◆ **WHAT YOU SHOULD DO**
Each line from the one containing "Serialize everything readable" through the end of the data is to be written out exactly, and nothing more.
Start of INPUT FOR THIS TASK
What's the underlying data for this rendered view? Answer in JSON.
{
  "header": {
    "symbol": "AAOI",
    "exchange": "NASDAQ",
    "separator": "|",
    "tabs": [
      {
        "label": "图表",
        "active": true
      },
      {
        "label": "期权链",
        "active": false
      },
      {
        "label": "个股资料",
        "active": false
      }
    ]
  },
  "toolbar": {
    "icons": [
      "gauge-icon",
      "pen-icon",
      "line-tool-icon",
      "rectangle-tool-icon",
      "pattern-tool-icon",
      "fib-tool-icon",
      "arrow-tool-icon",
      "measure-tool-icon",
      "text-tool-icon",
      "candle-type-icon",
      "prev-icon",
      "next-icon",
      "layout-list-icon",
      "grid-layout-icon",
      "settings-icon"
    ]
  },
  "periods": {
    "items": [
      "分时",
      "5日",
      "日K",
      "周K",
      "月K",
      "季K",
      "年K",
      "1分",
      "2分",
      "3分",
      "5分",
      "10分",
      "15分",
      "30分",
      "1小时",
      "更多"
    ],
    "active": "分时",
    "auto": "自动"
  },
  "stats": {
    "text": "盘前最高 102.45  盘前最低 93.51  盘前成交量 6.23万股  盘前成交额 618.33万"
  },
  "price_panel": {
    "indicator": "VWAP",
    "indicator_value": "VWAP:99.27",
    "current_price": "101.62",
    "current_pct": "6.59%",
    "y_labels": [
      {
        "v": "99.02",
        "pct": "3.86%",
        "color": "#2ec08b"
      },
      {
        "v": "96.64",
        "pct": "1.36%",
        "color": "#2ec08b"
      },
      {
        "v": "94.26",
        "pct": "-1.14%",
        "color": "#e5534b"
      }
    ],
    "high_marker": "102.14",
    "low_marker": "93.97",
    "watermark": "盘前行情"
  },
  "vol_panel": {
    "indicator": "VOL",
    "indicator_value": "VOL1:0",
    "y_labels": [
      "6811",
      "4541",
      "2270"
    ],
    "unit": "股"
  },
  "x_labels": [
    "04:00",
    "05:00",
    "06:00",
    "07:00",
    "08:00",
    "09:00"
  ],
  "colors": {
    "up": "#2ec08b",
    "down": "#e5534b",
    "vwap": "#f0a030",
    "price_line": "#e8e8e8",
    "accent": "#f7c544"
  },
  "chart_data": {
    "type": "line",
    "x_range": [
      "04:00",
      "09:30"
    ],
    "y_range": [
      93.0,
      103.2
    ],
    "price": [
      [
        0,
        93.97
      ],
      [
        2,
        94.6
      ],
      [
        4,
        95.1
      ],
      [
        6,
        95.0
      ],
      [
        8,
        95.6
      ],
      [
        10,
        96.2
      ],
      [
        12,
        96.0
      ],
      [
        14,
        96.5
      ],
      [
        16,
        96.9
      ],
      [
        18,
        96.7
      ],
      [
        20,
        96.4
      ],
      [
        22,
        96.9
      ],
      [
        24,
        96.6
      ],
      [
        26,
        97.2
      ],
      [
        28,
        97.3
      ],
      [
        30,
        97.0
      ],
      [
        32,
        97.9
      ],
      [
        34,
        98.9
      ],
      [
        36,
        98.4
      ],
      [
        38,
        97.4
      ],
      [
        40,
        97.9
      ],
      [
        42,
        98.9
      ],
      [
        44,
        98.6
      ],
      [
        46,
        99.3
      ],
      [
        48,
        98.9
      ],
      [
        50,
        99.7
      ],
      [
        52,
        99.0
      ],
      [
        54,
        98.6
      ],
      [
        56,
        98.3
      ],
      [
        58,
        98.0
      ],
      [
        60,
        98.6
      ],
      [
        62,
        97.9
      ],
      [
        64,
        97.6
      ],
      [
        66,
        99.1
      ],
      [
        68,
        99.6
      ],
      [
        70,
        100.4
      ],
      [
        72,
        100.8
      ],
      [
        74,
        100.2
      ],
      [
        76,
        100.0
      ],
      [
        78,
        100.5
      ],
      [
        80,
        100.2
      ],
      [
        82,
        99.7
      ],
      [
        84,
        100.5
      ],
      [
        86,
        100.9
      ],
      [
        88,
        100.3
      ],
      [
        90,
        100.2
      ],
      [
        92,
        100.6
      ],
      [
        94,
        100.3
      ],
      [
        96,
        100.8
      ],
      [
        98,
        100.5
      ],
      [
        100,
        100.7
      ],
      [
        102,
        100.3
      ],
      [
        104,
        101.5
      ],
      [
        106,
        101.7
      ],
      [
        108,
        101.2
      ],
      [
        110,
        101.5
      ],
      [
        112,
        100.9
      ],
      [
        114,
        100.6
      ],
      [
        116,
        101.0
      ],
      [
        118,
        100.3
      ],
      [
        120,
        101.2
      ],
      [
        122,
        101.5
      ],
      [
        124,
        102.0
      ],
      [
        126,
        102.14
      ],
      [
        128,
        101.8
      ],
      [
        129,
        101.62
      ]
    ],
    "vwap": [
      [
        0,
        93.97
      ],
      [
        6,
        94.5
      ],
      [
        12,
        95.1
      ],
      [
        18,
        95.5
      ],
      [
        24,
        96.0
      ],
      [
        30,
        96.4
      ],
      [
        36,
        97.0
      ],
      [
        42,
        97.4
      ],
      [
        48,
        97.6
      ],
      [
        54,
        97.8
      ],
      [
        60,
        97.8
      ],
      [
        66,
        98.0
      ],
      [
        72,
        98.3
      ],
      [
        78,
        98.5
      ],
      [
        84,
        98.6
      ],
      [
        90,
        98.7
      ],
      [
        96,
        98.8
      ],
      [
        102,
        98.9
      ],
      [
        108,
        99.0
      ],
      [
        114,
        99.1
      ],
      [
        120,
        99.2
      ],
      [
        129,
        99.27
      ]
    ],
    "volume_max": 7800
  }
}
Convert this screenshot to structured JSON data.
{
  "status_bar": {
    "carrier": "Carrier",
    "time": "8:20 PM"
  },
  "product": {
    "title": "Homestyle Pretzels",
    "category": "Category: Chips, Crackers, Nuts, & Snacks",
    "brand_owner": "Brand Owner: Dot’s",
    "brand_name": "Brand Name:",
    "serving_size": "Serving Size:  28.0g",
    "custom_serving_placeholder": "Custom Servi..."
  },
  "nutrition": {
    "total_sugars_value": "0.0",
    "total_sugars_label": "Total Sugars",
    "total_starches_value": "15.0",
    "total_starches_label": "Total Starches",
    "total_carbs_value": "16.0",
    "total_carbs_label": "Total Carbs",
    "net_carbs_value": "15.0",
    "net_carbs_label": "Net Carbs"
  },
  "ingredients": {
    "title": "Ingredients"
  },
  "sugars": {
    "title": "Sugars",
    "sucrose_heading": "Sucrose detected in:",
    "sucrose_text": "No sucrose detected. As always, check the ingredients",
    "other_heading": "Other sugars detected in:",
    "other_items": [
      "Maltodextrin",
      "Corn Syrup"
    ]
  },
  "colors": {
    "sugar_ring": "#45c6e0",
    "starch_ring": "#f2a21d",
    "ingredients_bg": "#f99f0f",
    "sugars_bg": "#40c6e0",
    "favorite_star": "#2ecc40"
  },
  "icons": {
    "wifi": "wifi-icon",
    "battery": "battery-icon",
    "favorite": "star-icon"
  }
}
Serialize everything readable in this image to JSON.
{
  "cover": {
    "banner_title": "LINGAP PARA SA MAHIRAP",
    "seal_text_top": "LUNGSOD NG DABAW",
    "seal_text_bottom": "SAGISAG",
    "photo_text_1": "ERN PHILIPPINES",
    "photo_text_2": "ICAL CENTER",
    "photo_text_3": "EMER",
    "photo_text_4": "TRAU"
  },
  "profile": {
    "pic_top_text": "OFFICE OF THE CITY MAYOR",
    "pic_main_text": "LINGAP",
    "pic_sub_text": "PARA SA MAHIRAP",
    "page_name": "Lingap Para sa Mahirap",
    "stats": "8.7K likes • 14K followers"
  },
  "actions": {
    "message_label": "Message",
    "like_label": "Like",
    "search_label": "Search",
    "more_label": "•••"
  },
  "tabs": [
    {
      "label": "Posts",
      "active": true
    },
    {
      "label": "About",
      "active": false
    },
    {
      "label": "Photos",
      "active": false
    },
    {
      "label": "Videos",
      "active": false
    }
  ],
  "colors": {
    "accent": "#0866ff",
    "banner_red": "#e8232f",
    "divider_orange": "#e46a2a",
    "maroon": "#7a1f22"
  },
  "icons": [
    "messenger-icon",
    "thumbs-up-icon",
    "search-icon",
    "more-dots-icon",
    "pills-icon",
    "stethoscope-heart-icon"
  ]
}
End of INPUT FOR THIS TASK
◆ **TASK RESPONSE**
Serialize everything readable in this image to JSON.
{
  "cover": {
    "banner_title": "LINGAP PARA SA MAHIRAP",
    "seal_text_top": "LUNGSOD NG DABAW",
    "seal_text_bottom": "SAGISAG",
    "photo_text_1": "ERN PHILIPPINES",
    "photo_text_2": "ICAL CENTER",
    "photo_text_3": "EMER",
    "photo_text_4": "TRAU"
  },
  "profile": {
    "pic_top_text": "OFFICE OF THE CITY MAYOR",
    "pic_main_text": "LINGAP",
    "pic_sub_text": "PARA SA MAHIRAP",
    "page_name": "Lingap Para sa Mahirap",
    "stats": "8.7K likes • 14K followers"
  },
  "actions": {
    "message_label": "Message",
    "like_label": "Like",
    "search_label": "Search",
    "more_label": "•••"
  },
  "tabs": [
    {
      "label": "Posts",
      "active": true
    },
    {
      "label": "About",
      "active": false
    },
    {
      "label": "Photos",
      "active": false
    },
    {
      "label": "Videos",
      "active": false
    }
  ],
  "colors": {
    "accent": "#0866ff",
    "banner_red": "#e8232f",
    "divider_orange": "#e46a2a",
    "maroon": "#7a1f22"
  },
  "icons": [
    "messenger-icon",
    "thumbs-up-icon",
    "search-icon",
    "more-dots-icon",
    "pills-icon",
    "stethoscope-heart-icon"
  ]
}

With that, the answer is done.